(b) These guidelines indicate the customary range of time to be served before release for various combinations of offense (severity) and offender (parole prognosis) characteristics. The time ranges specified by the guidelines are established specifically for cases with good institutional adjustment and program progress.
(c) These time ranges are merely guidelines. Where the circumstances warrant, decisions outside of the guidelines (either above or below) may be rendered."
18 U.S.C. § 4206(c) provides:
"The Commission may grant or deny release on parole notwithstanding the guidelines referred to in subsection (a) of this section if it determines there is good cause for so doing: Provided, That the prisoner is furnished written notice stating with particularity the reasons for its determination, including a summary of the information relied upon."
The reasons given by the Regional Commissioner on appeal differed slightly from those of the hearing panel. He stated:
"After review of all relevant factors and information presented, a decision above the guidelines at this consideration appears warranted because your offense was unusually sophisticated, of unusual magnitude, and ongoing: you planned to manufacture extremely large amounts (approximately two and a half million) of amphetamine tablets weekly and to produce phencyclidine (PCP) in large quantities (100 lb. quantities). Sophistication was exhibited by the manner in which the offense was organized and, by your admission was of approximately six months duration."
Appellant also complains that he was not supplied with advance notice of the specific grounds upon which the Commission intended to exceed the guidelines.

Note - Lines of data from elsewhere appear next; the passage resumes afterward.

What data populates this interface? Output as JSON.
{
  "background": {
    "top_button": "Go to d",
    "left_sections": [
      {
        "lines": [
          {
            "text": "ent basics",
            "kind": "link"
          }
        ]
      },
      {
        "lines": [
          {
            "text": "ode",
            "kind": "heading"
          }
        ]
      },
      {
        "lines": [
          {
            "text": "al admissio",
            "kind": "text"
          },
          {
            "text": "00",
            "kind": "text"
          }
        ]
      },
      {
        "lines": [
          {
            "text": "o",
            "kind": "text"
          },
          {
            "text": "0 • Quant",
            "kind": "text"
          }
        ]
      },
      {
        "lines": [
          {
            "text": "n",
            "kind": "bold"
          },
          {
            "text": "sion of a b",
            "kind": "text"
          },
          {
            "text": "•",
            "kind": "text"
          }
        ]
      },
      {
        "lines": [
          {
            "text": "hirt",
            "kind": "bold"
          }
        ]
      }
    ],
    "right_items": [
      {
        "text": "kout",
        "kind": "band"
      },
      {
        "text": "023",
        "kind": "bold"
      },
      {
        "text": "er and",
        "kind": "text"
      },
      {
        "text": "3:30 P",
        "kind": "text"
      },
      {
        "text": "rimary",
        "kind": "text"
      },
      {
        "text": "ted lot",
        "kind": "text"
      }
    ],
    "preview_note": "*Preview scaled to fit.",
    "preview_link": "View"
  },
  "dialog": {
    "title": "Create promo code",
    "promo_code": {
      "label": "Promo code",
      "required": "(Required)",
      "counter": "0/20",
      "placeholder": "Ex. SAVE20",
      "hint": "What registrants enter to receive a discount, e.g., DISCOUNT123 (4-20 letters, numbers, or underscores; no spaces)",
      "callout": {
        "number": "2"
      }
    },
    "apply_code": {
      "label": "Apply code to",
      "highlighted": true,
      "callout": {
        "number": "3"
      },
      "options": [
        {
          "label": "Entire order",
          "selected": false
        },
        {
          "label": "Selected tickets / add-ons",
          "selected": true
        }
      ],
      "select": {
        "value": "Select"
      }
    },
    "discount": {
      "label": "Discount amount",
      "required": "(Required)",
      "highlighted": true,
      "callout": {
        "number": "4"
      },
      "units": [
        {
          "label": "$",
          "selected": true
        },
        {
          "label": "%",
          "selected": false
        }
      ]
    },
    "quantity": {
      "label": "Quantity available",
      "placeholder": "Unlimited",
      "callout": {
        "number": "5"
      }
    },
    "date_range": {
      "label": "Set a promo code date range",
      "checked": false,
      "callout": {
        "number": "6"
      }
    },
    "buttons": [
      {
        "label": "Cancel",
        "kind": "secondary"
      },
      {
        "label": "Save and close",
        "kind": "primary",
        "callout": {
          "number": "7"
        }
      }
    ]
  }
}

We agree with the District Court for the Central District of California that "Neither the Guidelines nor the statute impose any such (advance notice) requirement on the Commission." Stoller v. Tennant, 448 F. Supp. 712, 714 (C.D. Cal. 1978). Grattan v. Sigler, 525 F.2d 329 (9th Cir. 1975), relied on by appellant, is distinguishable. In Grattan the petitioner was not informed of the reasons for the denial of parole until after he had exhausted all his administrative appeals. "This explanation came too late to serve the purpose of the Board's own regulations." Id. at 331. Here, appellant was informed of the Commission's reasoning by the Notice of Action before he initiated his administrative appeals
18 U.S.C. § 4206(a) provides as follows:
"(a) If an eligible prisoner has substantially observed the rules of the institution or institutions to which he has been confined, and if the Commission, upon consideration of the nature and circumstances of the offense and the history and characteristics of the prisoner, determines:
(1) that release would not depreciate the seriousness of his offense or promote disrespect for the law; and
(2) that release would not jeopardize the public welfare;
subject to the provisions of subsections (b) and (c) of this section, and pursuant to guidelines promulgated by the Commission pursuant to section 4203(a) (1), such prisoner shall be released."